Richard Rackleff checked his messages in late 1996 and saw he had 138, with seemingly every media outlet in the country wanting an interview.
He had just recently performed one of the most high-profile polygraph examinations: Richard Jewell, a former security guard who was falsely accused of the 1996 Centennial Olympic Park bombing.
As Rackleff saw it, the man went from being a hero one day to being villainized the next.
With satellite trucks tracking Jewell’s every move, an attorney contacted Rackleff about an exam.
“He’s inconclusive, because he’s got a stress level up to here. He had to fight his way just to get in the door through people. It was unbelievable what he was going through,” Rackleff said.
Once the Olympics were over and most of the press had left town, Rackleff examined Jewell again.
After three series of questions between these two occasions, Jewell and his attorney put out a press release about the man being non-deceptive.
“It changed the direction,” Rackleff said, as the focus shifted away from Jewell. Eric Rudolph, the man responsible for the bombing, was captured in 2003.
Rackleff and Von Jennings, who are two former federal polygraph examiners, now share an office space off of McEver Road at Jennings’ Northeast Georgia Polygraph Services.

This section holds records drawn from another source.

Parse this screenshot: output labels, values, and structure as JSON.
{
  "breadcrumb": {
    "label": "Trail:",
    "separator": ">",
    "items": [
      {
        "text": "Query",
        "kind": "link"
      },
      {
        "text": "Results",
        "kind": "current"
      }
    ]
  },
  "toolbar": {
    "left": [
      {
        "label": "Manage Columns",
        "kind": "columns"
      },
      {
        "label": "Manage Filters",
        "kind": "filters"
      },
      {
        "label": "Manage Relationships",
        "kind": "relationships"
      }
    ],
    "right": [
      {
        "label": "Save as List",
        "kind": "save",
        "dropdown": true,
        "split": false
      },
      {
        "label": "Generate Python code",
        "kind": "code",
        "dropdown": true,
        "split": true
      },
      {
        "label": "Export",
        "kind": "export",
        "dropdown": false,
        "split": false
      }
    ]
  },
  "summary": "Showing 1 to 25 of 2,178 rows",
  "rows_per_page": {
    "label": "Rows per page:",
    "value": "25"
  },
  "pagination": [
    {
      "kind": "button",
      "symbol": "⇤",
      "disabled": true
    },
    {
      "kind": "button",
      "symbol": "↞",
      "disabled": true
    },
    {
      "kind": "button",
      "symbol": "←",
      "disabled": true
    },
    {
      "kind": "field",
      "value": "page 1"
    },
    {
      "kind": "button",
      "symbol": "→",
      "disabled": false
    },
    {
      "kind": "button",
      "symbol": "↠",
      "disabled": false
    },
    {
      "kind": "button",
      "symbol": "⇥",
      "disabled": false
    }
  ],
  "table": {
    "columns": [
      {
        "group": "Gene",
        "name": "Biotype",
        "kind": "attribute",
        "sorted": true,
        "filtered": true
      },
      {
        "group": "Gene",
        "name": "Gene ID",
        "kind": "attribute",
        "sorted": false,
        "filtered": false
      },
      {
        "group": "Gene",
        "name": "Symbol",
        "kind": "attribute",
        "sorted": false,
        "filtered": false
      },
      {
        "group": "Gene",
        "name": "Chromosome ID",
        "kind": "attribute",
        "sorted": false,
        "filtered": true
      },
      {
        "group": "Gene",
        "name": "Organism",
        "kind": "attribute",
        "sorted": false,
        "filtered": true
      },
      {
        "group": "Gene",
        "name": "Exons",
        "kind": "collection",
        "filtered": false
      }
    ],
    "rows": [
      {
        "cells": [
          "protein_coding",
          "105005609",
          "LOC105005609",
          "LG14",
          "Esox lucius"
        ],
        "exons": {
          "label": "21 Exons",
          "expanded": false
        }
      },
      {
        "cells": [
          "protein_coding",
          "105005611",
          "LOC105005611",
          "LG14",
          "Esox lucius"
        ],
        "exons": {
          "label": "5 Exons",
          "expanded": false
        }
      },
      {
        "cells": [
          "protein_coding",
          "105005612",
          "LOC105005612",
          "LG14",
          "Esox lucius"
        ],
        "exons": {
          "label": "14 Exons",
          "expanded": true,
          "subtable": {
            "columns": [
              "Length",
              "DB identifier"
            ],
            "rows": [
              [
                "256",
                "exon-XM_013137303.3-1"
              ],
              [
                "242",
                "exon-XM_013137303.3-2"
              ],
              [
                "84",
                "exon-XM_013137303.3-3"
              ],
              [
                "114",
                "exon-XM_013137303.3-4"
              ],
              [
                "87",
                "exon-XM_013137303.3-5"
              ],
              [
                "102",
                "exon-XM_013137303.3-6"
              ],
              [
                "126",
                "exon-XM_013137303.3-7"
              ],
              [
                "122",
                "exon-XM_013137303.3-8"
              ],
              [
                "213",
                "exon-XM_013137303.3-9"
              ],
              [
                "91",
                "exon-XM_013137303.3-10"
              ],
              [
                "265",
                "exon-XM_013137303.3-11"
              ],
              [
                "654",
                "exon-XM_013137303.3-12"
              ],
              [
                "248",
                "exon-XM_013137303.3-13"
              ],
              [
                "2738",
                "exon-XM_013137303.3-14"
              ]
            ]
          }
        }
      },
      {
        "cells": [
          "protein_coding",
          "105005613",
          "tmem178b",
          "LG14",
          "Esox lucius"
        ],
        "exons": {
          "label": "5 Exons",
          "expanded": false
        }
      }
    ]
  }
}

“We are more in the background. That’s why you don’t see it a lot in cases. You don’t know that a case was solved by polygraph, because they don’t publicize it,” Jennings said.
Jennings, who has trained Georgia Bureau of Investigation agents as well as law enforcement in countries such as Mexico and South Africa, started the business in 1998.
Georgia is one of the few states where polygraph exams can be admitted into evidence in criminal trials if both sides agree. An attorney in a Hall County rape case recently sought Jennings’ services.
But how reliable and accurate is it?
The American Polygraph Association completed a report in 2011 analyzing all peer-reviewed studies.
The aggregated decision accuracy of event-specific questioning, which is about a single issue such as a crime, was 89%, while questioning on multiple issues returned an 85% accuracy rate.
The National Research Council summarized its review of studies in 2003 as “specific-incident polygraph tests can discriminate lying from truth telling at rates well above chance, though well below perfection.” Other research on polygraph efficacy has pointed to higher accuracy when conducted by a highly trained examiner with proper controls.
Jennings and Rackleff both went through the Department of Defense Polygraph Institute, a 16-week course.
“When I went through polygraph school, I had a master’s degree. I studied more in 16 weeks than I did in six years of college. That’s how difficult it was,” Jennings said.
Rackleff retired as an FBI special agent, and Jennings is a retired Army criminal investigations division agent.
“If it’s not reliable, then why does every investigative unit in the federal government and every intelligence unit in the federal government use it? Why does the GBI use it?” Jennings asked.
Next to Jennings’ computer is a custom-made chair given to him for his directorship at the Atlanta polygraph institute.
Testing concerns changes in cardiovascular, respiratory and electrodermal responses. Electrodermal activity, as defined by the Journal of Neuroscience Methods, is defined as the “variation of the electrical properties of the skin in response to sweat secretion.”
The person being examined will have straps around the stomach and upper chest, a blood pressure cuff and two finger plates. A black pad on the seat monitors movement from the waist down. Tests usually last two to three hours.
Jennings recalled a 1987 murder case in New Orleans, where he examined a man about a shooting. Though the suspect was calmer during questions about shooting the victim, his response to a question about the location of the murder weapon was off the chart.
After an interrogation, the man confessed.
"The reason he reacted to that question about the murder weapon is on the way to take the polygraph test ... he went by Burger King and threw the weapon in the Dempsey dumpster," Jennings said.
Jennings was quick to knock down myths and misconceptions regarding polygraph, such as the belief that an innocent person could fail a test due to nervousness.
“You’re going to be nervous, and we adjust for that,” Jennings said.
In a 2004 research study, the American Psychological Association had concern for potential “placebo-like effects.”
“One reason that polygraph tests may appear to be accurate is that subjects who believe that the test works and that they can be detected may confess or will be very anxious when questioned. If this view is correct, the lie detector might be better called a fear detector,” according to an American Psychological Association’s article.
Northeast Judicial Circuit District Attorney Lee Darragh said the division among those in the scientific community makes him believe there is “good reason” for polygraph to only be admissible in court with a stipulation from both parties.
“Further, if polygraph results were admissible there would exist too much danger that jurors would substitute those results for their own considered judgement based on the facts and the law of a case as to the truthfulness of witnesses. In my career, I’ve seen numerous situations wherein polygraph results simply don’t reflect known fact from admissible evidence to give polygraph much credence,” Darragh said.
Darragh did not, however, “discount their continued use” in some investigation “to the extent that subjects of interest believe that the results of any such testing may be valid, and truthful statements may result from that belief.”